(Data records for software interfaces)
● ● ●

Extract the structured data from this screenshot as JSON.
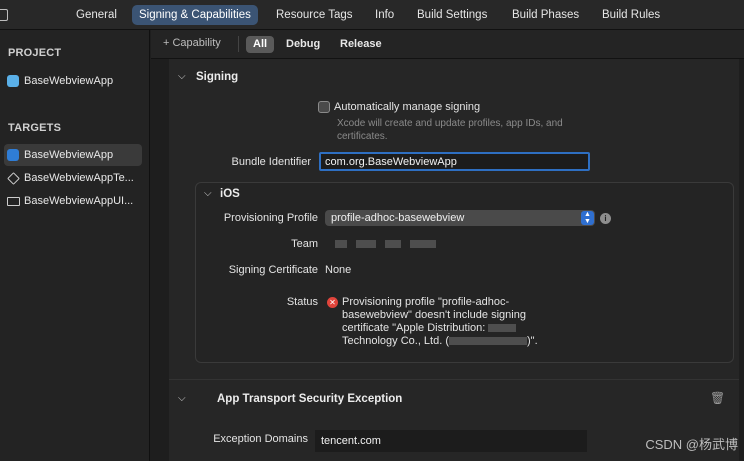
{
  "tabs": [
    "General",
    "Signing & Capabilities",
    "Resource Tags",
    "Info",
    "Build Settings",
    "Build Phases",
    "Build Rules"
  ],
  "active_tab": "Signing & Capabilities",
  "sidebar": {
    "project_header": "PROJECT",
    "project_item": "BaseWebviewApp",
    "targets_header": "TARGETS",
    "targets": [
      "BaseWebviewApp",
      "BaseWebviewAppTe...",
      "BaseWebviewAppUI..."
    ]
  },
  "filterbar": {
    "add_capability": "+ Capability",
    "filters": [
      "All",
      "Debug",
      "Release"
    ],
    "active_filter": "All"
  },
  "signing": {
    "title": "Signing",
    "auto_manage_label": "Automatically manage signing",
    "auto_manage_hint": "Xcode will create and update profiles, app IDs, and certificates.",
    "auto_manage_checked": false,
    "bundle_identifier_label": "Bundle Identifier",
    "bundle_identifier_value": "com.org.BaseWebviewApp",
    "ios": {
      "title": "iOS",
      "provisioning_label": "Provisioning Profile",
      "provisioning_value": "profile-adhoc-basewebview",
      "team_label": "Team",
      "signing_cert_label": "Signing Certificate",
      "signing_cert_value": "None",
      "status_label": "Status",
      "status_line1": "Provisioning profile \"profile-adhoc-",
      "status_line2": "basewebview\" doesn't include signing",
      "status_line3": "certificate \"Apple Distribution:",
      "status_line4_a": "Technology Co., Ltd. (",
      "status_line4_b": ")\"."
    }
  },
  "ats": {
    "title": "App Transport Security Exception",
    "exception_domains_label": "Exception Domains",
    "exception_domains_value": "tencent.com"
  },
  "watermark": "CSDN @杨武博",
  "colors": {
    "accent": "#2f6fd0",
    "active_tab_bg": "#3b5474",
    "error": "#e0443b"
  },
  "icons": [
    "sidebar-toggle-icon",
    "app-icon",
    "test-target-icon",
    "ui-test-target-icon",
    "chevron-down-icon",
    "info-icon",
    "error-icon",
    "trash-icon"
  ]
}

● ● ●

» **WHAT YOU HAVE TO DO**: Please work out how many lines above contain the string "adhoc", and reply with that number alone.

» **ANSWER TO THE EXERCISE**: 2